Choose Destination
See comment in PubMed Commons below
J Med Virol. 1986 Aug;19(4):325-34.

Testing for antibodies to AIDS-associated retrovirus (HTLV-III/LAV) by indirect fixed cell immunofluorescence: specificity, sensitivity, and applications.

Erratum in

  • J Med Virol 1986 Dec;20(4):390.

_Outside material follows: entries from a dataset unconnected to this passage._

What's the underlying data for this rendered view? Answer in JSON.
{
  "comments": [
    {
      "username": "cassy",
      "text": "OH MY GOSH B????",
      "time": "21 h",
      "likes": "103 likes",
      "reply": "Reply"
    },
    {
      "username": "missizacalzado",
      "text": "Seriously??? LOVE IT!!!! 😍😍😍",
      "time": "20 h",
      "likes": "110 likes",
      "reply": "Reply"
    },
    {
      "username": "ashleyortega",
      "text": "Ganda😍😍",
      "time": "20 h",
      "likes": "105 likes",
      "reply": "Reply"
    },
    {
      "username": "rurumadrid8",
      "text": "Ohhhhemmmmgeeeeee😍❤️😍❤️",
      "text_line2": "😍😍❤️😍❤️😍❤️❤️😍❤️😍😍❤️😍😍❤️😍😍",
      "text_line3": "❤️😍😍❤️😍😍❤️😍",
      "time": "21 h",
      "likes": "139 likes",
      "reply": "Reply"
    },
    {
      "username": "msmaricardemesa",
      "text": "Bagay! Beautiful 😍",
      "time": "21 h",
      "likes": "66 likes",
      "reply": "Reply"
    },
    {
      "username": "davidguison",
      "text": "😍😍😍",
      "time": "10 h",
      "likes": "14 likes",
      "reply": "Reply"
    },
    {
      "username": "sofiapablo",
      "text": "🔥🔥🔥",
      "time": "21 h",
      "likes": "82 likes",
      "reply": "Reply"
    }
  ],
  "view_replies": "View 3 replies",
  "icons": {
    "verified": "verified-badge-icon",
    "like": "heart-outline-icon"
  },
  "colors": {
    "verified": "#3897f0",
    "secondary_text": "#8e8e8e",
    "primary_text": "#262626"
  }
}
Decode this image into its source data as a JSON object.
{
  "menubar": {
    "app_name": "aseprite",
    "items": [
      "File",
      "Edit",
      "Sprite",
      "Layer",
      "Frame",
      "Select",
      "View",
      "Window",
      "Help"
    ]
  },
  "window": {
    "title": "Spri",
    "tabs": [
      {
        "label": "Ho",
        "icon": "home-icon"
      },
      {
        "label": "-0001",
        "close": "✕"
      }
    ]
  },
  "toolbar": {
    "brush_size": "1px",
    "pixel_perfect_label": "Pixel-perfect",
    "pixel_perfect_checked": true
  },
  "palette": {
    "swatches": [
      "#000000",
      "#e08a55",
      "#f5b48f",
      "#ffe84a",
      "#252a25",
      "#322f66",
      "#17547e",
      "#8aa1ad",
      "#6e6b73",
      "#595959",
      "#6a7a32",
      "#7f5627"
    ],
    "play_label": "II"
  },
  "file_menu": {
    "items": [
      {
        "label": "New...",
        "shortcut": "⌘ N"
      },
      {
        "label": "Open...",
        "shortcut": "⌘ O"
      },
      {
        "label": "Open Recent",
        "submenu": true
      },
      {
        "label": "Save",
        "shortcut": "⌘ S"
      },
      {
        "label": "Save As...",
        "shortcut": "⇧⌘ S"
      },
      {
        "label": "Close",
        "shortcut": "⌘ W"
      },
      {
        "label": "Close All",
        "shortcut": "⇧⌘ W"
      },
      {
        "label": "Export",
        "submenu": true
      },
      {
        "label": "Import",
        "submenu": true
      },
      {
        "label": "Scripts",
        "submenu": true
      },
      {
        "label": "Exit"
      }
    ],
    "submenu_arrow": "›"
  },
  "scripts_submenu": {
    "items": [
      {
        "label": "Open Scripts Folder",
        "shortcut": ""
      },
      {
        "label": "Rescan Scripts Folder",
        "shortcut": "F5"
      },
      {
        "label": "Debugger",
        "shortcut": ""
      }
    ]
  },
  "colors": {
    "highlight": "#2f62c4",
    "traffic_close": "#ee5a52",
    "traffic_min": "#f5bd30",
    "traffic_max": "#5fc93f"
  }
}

Seropositivity to the AIDS-associated retrovirus, HTLV-III/LAV, has profound implications. Simple and reliable tests are needed to detect such antibodies. A rapid, sensitive indirect immunofluorescence assay (IFA) on acetone-fixed virus-producing CEM/LAV-N1 cells was adapted for detection of human antibodies to HTLV-III/LAV. Specific and nonspecific patterns of of immunofluorescent reactivity were easily distinguished, and results paralleled those obtained by Western blotting and radioimmunoprecipitation (RIP), indicating that there is no need to confirm IFA positivity. In contrast, the commercial enzyme-linked immunosorbent assay (ELISA) was less reliable. False positives occurred with sera from seven hemophiliacs that were negative on Western blots, and false-negative reactions were observed on two occasions. These involved low-titer AIDS-patients' sera that were positive on Western blots, and from one of which virus was successfully isolated. Our results emphasize the requirement for confirmatory assays when the ELISA test is used for primary screening of sera for antibodies to HTLV-III/LAV. The IFA method is especially well-suited to quantitative analysis of serum antibody levels. Our data suggest that serum antibody titers rise as disease progression occurs, ultimately falling as severe complications ensue. It is suggested that in laboratories where the demand for HTLV-III/LAV antibody testing is not excessive (1,000-2,000 sera/month), IFA could serve as the only serological assay for both screening and epidemiological purposes.

[PubMed - indexed for MEDLINE]
PubMed Commons home

PubMed Commons

How to join PubMed Commons

    Supplemental Content

    Loading ...
    Write to the Help Desk